 In the same letter, NIGPP also requested a listing of the hours worked by Ganton's employees between January 26 and June 1, 1992, implying that those employees continued to earn credit for work performed during that period. Under Article III, section 3.04 of the plan, an employee earns service credits for hours worked for which he is paid or entitled to be paid by a participating employer, and for hours for which back pay is awarded. According to the terms of the Plan and NIGPP's termination notice, Ganton's employees did not earn any service credit for hours worked after January 26, 1992, when Ganton's Participation Agreement terminated. Thus, NIGPP is not entitled to the requested audit and defendants' motion for summary judgment on their counterclaim is denied.


 Defendants' motion for summary judgment dismissing plaintiffs' ERISA claims is granted; plaintiffs' motion is denied. Defendants' motion for summary judgment granting their counterclaim is denied.

 The Clerk is directed to dismiss the complaint together with costs and disbursements to defendants as provided by law.

 So ordered.

 Dated: New York, New York

 October 19, 1994



Buy This Entire Record For $7.95

Official citation and/or docket number and footnotes (if any) for this case available with purchase.

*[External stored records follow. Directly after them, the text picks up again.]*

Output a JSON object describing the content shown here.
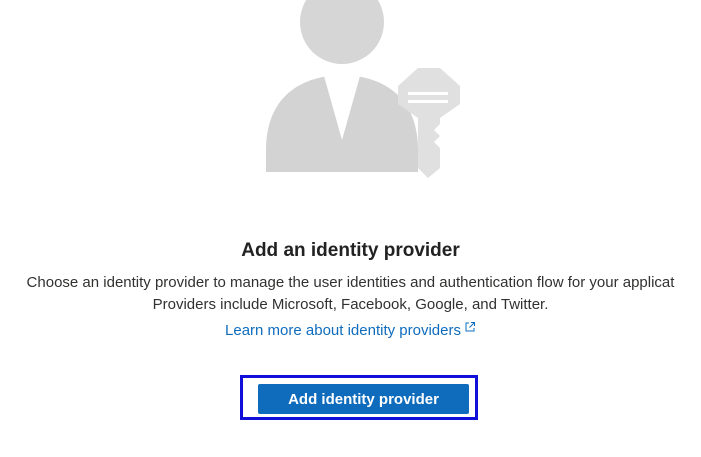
{
  "empty_state": {
    "illustration": "user-with-key-icon",
    "title": "Add an identity provider",
    "description_line1": "Choose an identity provider to manage the user identities and authentication flow for your applicat",
    "description_line2": "Providers include Microsoft, Facebook, Google, and Twitter.",
    "learn_more_label": "Learn more about identity providers",
    "learn_more_icon": "external-link-icon",
    "add_button_label": "Add identity provider"
  },
  "colors": {
    "accent": "#0f6cbd",
    "focus_ring": "#1010d8",
    "illustration_gray": "#d3d3d3"
  }
}
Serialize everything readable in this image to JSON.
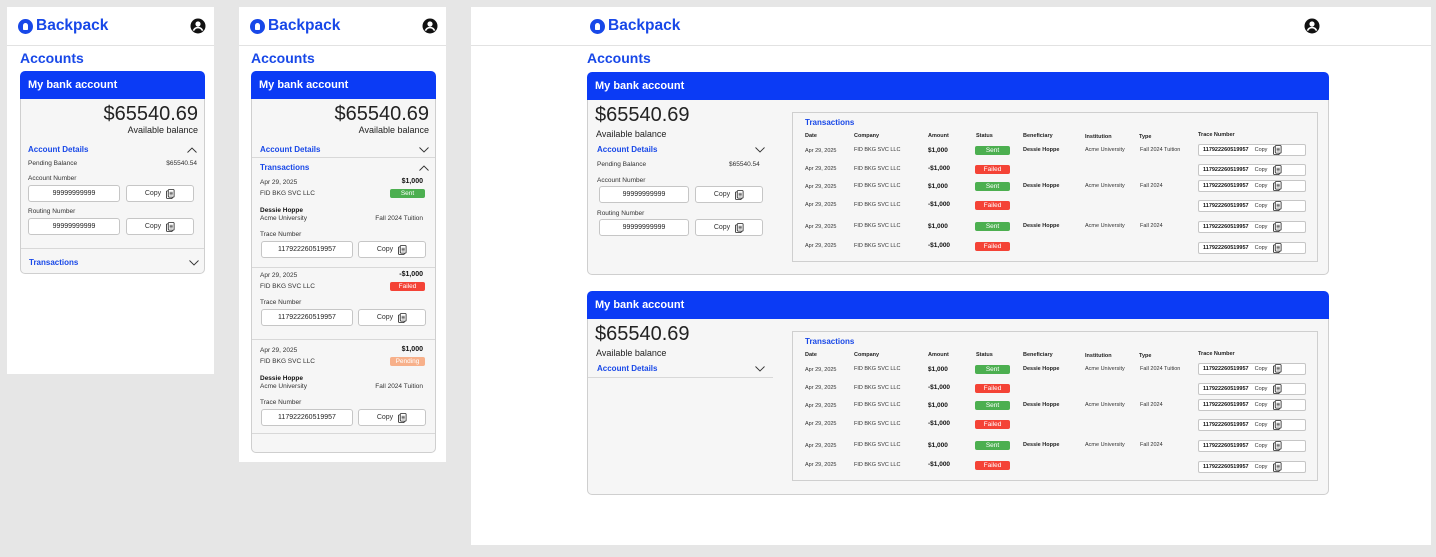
{
  "brand": {
    "name": "Backpack",
    "accent": "#1848e8",
    "header_blue": "#0b3bf5"
  },
  "page_title": "Accounts",
  "account": {
    "title": "My bank account",
    "balance": "$65540.69",
    "balance_label": "Available balance",
    "account_details_label": "Account Details",
    "transactions_label": "Transactions",
    "pending_label": "Pending Balance",
    "pending_value": "$65540.54",
    "account_number_label": "Account Number",
    "account_number": "99999999999",
    "routing_number_label": "Routing Number",
    "routing_number": "99999999999",
    "copy_label": "Copy"
  },
  "mobile_transactions": [
    {
      "date": "Apr 29, 2025",
      "company": "FID BKG SVC LLC",
      "amount": "$1,000",
      "status": "Sent",
      "beneficiary": "Dessie Hoppe",
      "institution": "Acme University",
      "type": "Fall 2024 Tuition",
      "trace_label": "Trace Number",
      "trace": "117922260519957"
    },
    {
      "date": "Apr 29, 2025",
      "company": "FID BKG SVC LLC",
      "amount": "-$1,000",
      "status": "Failed",
      "beneficiary": "",
      "institution": "",
      "type": "",
      "trace_label": "Trace Number",
      "trace": "117922260519957"
    },
    {
      "date": "Apr 29, 2025",
      "company": "FID BKG SVC LLC",
      "amount": "$1,000",
      "status": "Pending",
      "beneficiary": "Dessie Hoppe",
      "institution": "Acme University",
      "type": "Fall 2024 Tuition",
      "trace_label": "Trace Number",
      "trace": "117922260519957"
    }
  ],
  "table": {
    "title": "Transactions",
    "columns": [
      "Date",
      "Company",
      "Amount",
      "Status",
      "Beneficiary",
      "Institution",
      "Type",
      "Trace Number"
    ],
    "rows": [
      {
        "date": "Apr 29, 2025",
        "company": "FID BKG SVC LLC",
        "amount": "$1,000",
        "status": "Sent",
        "beneficiary": "Dessie Hoppe",
        "institution": "Acme University",
        "type": "Fall 2024 Tuition",
        "trace": "117922260519957"
      },
      {
        "date": "Apr 29, 2025",
        "company": "FID BKG SVC LLC",
        "amount": "-$1,000",
        "status": "Failed",
        "beneficiary": "",
        "institution": "",
        "type": "",
        "trace": "117922260519957"
      },
      {
        "date": "Apr 29, 2025",
        "company": "FID BKG SVC LLC",
        "amount": "$1,000",
        "status": "Sent",
        "beneficiary": "Dessie Hoppe",
        "institution": "Acme University",
        "type": "Fall 2024",
        "trace": "117922260519957"
      },
      {
        "date": "Apr 29, 2025",
        "company": "FID BKG SVC LLC",
        "amount": "-$1,000",
        "status": "Failed",
        "beneficiary": "",
        "institution": "",
        "type": "",
        "trace": "117922260519957"
      },
      {
        "date": "Apr 29, 2025",
        "company": "FID BKG SVC LLC",
        "amount": "$1,000",
        "status": "Sent",
        "beneficiary": "Dessie Hoppe",
        "institution": "Acme University",
        "type": "Fall 2024",
        "trace": "117922260519957"
      },
      {
        "date": "Apr 29, 2025",
        "company": "FID BKG SVC LLC",
        "amount": "-$1,000",
        "status": "Failed",
        "beneficiary": "",
        "institution": "",
        "type": "",
        "trace": "117922260519957"
      }
    ]
  },
  "status_colors": {
    "Sent": "#4caf50",
    "Failed": "#f44336",
    "Pending": "#f7b08a"
  }
}
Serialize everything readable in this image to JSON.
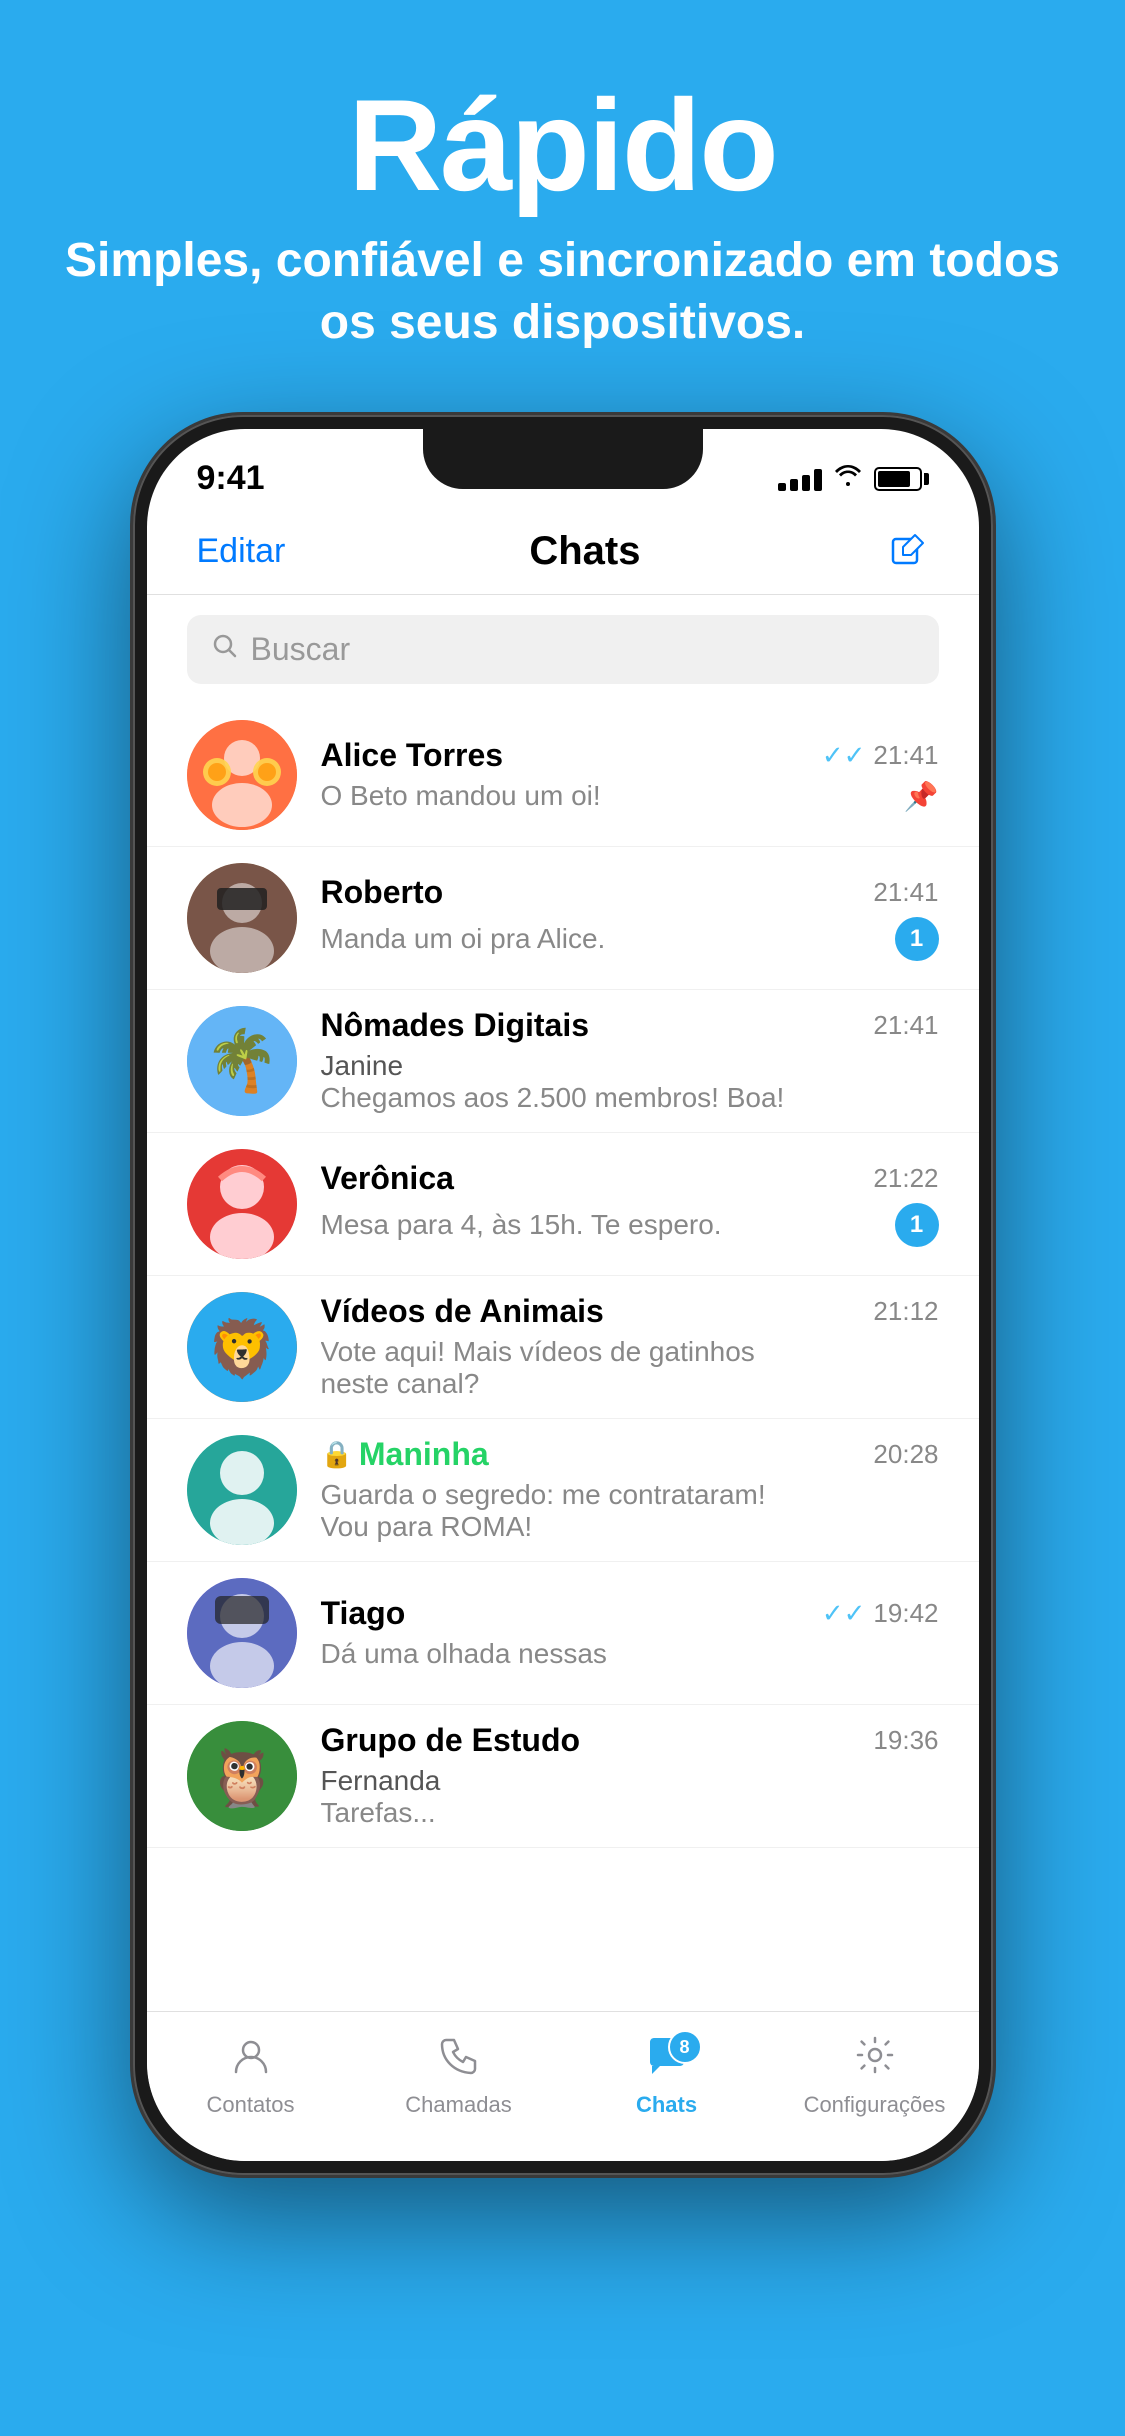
{
  "hero": {
    "title": "Rápido",
    "subtitle": "Simples, confiável e sincronizado em todos os seus dispositivos."
  },
  "statusBar": {
    "time": "9:41",
    "signalLabel": "signal",
    "wifiLabel": "wifi",
    "batteryLabel": "battery"
  },
  "appHeader": {
    "editLabel": "Editar",
    "title": "Chats",
    "composeLabel": "compose"
  },
  "search": {
    "placeholder": "Buscar"
  },
  "chats": [
    {
      "id": "alice",
      "name": "Alice Torres",
      "preview": "O Beto mandou um oi!",
      "time": "21:41",
      "timeColor": "gray",
      "hasDoubleCheck": true,
      "checkColor": "blue",
      "hasBadge": false,
      "hasPin": true,
      "senderLabel": "",
      "secondLine": ""
    },
    {
      "id": "roberto",
      "name": "Roberto",
      "preview": "Manda um oi pra Alice.",
      "time": "21:41",
      "timeColor": "gray",
      "hasDoubleCheck": false,
      "hasBadge": true,
      "badgeCount": "1",
      "hasPin": false,
      "senderLabel": "",
      "secondLine": ""
    },
    {
      "id": "nomades",
      "name": "Nômades Digitais",
      "senderLabel": "Janine",
      "preview": "Chegamos aos 2.500 membros! Boa!",
      "time": "21:41",
      "timeColor": "gray",
      "hasDoubleCheck": false,
      "hasBadge": false,
      "hasPin": false,
      "secondLine": ""
    },
    {
      "id": "veronica",
      "name": "Verônica",
      "preview": "Mesa para 4, às 15h. Te espero.",
      "time": "21:22",
      "timeColor": "gray",
      "hasDoubleCheck": false,
      "hasBadge": true,
      "badgeCount": "1",
      "hasPin": false,
      "senderLabel": "",
      "secondLine": ""
    },
    {
      "id": "videos",
      "name": "Vídeos de Animais",
      "preview": "Vote aqui! Mais vídeos de gatinhos",
      "secondLine": "neste canal?",
      "time": "21:12",
      "timeColor": "gray",
      "hasDoubleCheck": false,
      "hasBadge": false,
      "hasPin": false,
      "senderLabel": ""
    },
    {
      "id": "maninha",
      "name": "Maninha",
      "nameColor": "green",
      "hasLock": true,
      "preview": "Guarda o segredo: me contrataram!",
      "secondLine": "Vou para ROMA!",
      "time": "20:28",
      "timeColor": "gray",
      "hasDoubleCheck": false,
      "hasBadge": false,
      "hasPin": false,
      "senderLabel": ""
    },
    {
      "id": "tiago",
      "name": "Tiago",
      "preview": "Dá uma olhada nessas",
      "time": "19:42",
      "timeColor": "gray",
      "hasDoubleCheck": true,
      "checkColor": "blue",
      "hasBadge": false,
      "hasPin": false,
      "senderLabel": "",
      "secondLine": ""
    },
    {
      "id": "grupo",
      "name": "Grupo de Estudo",
      "senderLabel": "Fernanda",
      "preview": "Tarefas...",
      "time": "19:36",
      "timeColor": "gray",
      "hasDoubleCheck": false,
      "hasBadge": false,
      "hasPin": false,
      "secondLine": ""
    }
  ],
  "tabBar": {
    "tabs": [
      {
        "id": "contacts",
        "label": "Contatos",
        "icon": "person",
        "active": false
      },
      {
        "id": "calls",
        "label": "Chamadas",
        "icon": "phone",
        "active": false
      },
      {
        "id": "chats",
        "label": "Chats",
        "icon": "chat",
        "active": true,
        "badge": "8"
      },
      {
        "id": "settings",
        "label": "Configurações",
        "icon": "gear",
        "active": false
      }
    ]
  }
}
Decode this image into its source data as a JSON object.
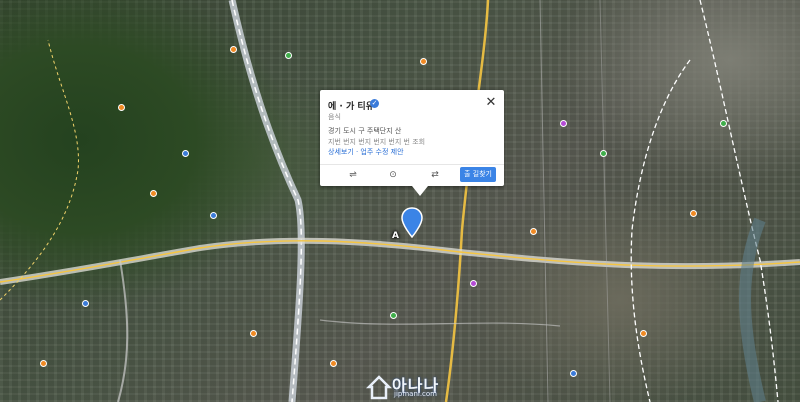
{
  "popup": {
    "name": "에 · 가 티유",
    "category": "음식",
    "address": "경기 도시 구 주택단지 산",
    "jibun": "지번 번지 번지 번지 번지 번 조회",
    "link": "상세보기 · 업주 수정 제안",
    "route_label": "출 길찾기",
    "close_icon": "close-icon",
    "verified_icon": "verified-check-icon"
  },
  "marker": {
    "label": "A",
    "icon": "location-pin-icon",
    "color": "#3b84e6"
  },
  "watermark": {
    "text": "아나나",
    "sub": "jipmani.com",
    "icon": "house-logo"
  },
  "poi_colors": {
    "food": "#f08a24",
    "park": "#3fae4a",
    "public": "#3b7bd9",
    "shop": "#b54bd6"
  },
  "road_colors": {
    "highway": "#ffffff",
    "arterial": "#f5c542",
    "boundary": "#e8e8e8"
  }
}
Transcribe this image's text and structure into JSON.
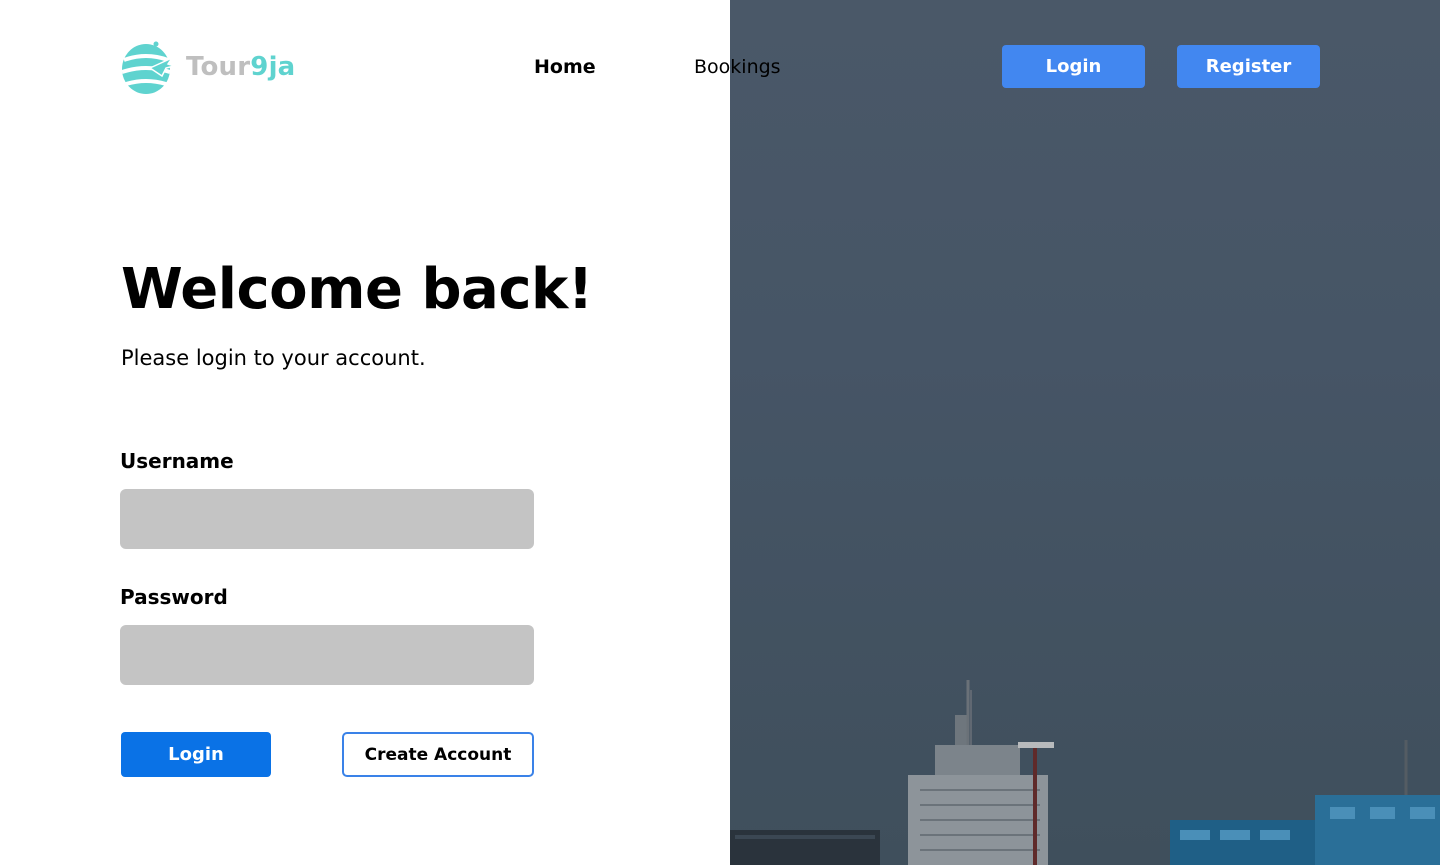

Learn more about what you receive with purchase of this case.